Secondly, those who say that a recruiter’s life is cheesy and great talents are always one phone call away, do not have a slightest comprehension of this profession. Professional recruiters will tell you about the so-called “first candidate issue”. The agency works on a request, finds a candidate for the position and submits it to the customer. An experienced manager who already has experience working with recruiters understands that this is the best candidate and takes the candidate to the next stages of the hiring process. Less experienced managers sometimes think: “Oh, the candidate is really good, but, apparently, there are plenty of them. So can I get more, and then I’ll choose?” This happens quite often with “sprouting” companies, recruiters are aware of this phenomenon and try to submit at least two candidates (even when the candidates are not the same in terms of requirements) so that the customer can compare and choose.

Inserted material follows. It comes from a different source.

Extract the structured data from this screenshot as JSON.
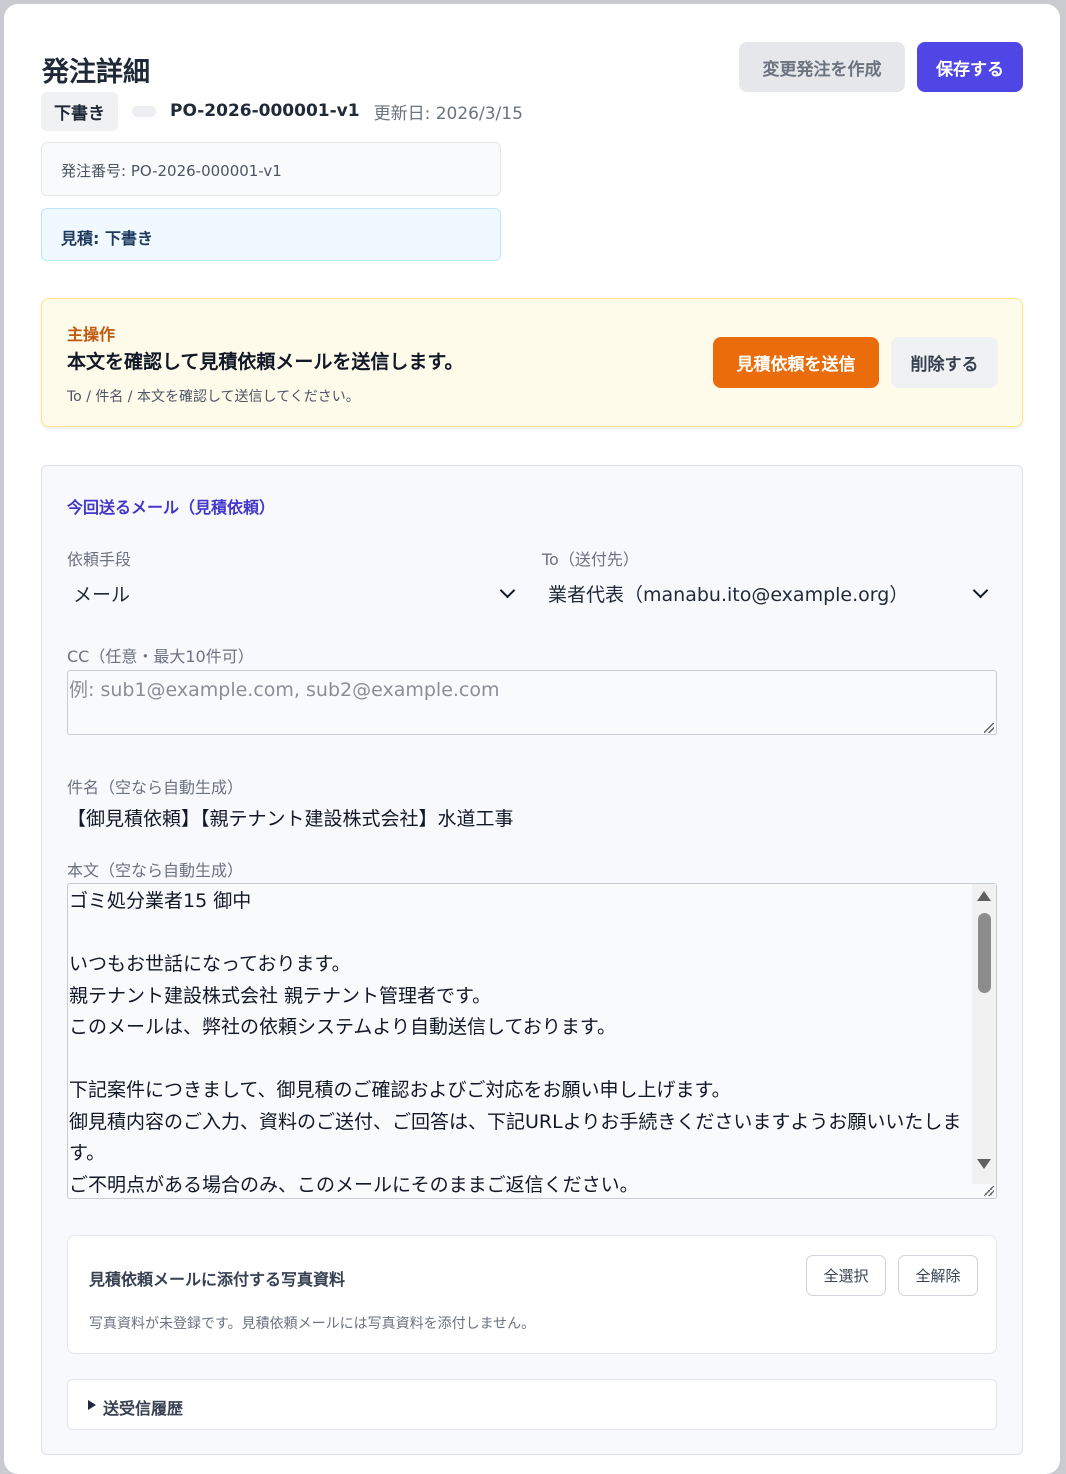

The myth of “big money and little effort” is also not worth a damn. Every professional recruiter knows that in order to close, for example, a vacancy in IT, the list of candidates must include on average from 200 to 400 people. These are the candidates that match the experience and competencies criteria. The recruiter selects only the most interested in a position. There are usually 15-30 candidates out of two hundred, depending on the vacancy. You need to talk to them, clarify whether they really have the right experience, what projects they had a chance to apply their skills and competencies at. About ten candidates make it to the finals. But even at this stage “surprises” are possible, and a good recruiter is always ready for them. Someone says the offer is not good enough. Someone does not like the schedule, some long for a remote position. There can be many rocks under the water. We at “AboutHR” submit 3-6 candidates on average to fill a position in IT. In order to do it we put our best foot forward to “shovel” a mountain of information, look through a pile of CVs, and communicate with each candidate. This is an extremely energy-consuming job.

This search is called a “candidate pool”. For example, it took us 440 resumes to skim 39 interested candidates. Then we had 10 who refused, another batch turned out to be “too expensive”, the rest were not proficient enough in English or did not have experience with the right stack of technologies or simply accepted other job offers. As a result, the recruiter submitted three candidates to the customer.

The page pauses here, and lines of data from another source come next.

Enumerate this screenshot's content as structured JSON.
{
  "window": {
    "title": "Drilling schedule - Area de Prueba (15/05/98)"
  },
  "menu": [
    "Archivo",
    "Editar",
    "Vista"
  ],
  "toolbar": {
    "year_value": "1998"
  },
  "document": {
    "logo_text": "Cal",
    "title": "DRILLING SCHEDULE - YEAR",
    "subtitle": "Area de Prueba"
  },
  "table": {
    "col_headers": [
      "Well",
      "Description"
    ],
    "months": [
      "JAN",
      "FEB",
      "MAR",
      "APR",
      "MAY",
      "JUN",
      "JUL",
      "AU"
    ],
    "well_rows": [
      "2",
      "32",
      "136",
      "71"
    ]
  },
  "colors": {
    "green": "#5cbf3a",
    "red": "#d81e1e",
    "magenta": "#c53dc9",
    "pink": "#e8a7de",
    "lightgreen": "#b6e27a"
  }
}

Cutting the budget on recruiting can be quite an experiment: find a freelancer, hire him for half price and… get a bunch of offers that are simply unrealistic to “rake”. Of course, you can do that, but we do not recommend.

“Buy cheap, pay dear”

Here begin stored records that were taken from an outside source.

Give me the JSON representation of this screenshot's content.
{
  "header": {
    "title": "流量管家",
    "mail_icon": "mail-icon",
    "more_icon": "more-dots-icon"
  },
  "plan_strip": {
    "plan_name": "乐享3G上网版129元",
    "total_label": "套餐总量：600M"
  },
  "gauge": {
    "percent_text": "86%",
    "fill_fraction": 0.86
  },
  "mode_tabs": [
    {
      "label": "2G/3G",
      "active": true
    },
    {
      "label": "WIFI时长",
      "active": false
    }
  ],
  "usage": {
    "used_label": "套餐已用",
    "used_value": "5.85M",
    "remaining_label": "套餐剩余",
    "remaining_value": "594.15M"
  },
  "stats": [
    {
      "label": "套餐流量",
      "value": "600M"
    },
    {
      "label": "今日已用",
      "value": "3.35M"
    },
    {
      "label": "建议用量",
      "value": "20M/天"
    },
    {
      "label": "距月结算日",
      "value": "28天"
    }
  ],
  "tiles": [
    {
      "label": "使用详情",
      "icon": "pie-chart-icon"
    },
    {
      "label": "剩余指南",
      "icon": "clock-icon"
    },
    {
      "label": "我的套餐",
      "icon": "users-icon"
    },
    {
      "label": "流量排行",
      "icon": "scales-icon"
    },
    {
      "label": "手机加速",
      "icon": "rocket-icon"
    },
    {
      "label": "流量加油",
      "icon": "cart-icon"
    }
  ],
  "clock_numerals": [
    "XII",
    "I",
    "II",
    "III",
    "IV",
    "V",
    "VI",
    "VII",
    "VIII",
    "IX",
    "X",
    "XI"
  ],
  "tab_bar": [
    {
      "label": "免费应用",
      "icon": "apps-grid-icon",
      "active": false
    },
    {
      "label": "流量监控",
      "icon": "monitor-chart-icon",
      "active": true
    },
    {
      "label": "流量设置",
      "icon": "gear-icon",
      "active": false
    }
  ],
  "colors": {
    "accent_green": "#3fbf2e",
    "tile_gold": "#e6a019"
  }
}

Another myth: recruiters look for specialists who work “for a penny.” It stems from the first years of sprouting recruitment agencies and was explained by the desire to “recoup” the money spent on recruitment. And although there are still customers who want to get “Mercedes” at the price of a bicycle, so to speak, this myth is a bygone. Experienced managers know that specialists selected by a good recruitment agency cost more. Yes, you will have to pay the agency, but on the other hand the agency will get everything done as quick and efficiently as possible. The customer will save time and resources and, as a cherry on top, will receive a three-month warranty.

There is another feature of the modern labor market that should be taken into account by recruiters and business owners when looking for staff: “expensive” professionals (in other words – real pros) change jobs not because they tend to jump on big money, but because they want to take part in an interesting project, master a new technology or be a part of an outstanding team. This indicates the “maturation” of society, the good level of Ukrainian specialists (especially in creative industries, IT, etc.). The level of wages is market-oriented anyways.

… At the end of our coffee break we are positive, this story will come in handy for you to find the right people who are able to apply all their magic and feat to bring talented professionals and your business together.

The good news is there are good recruiters out there and they never disappoint.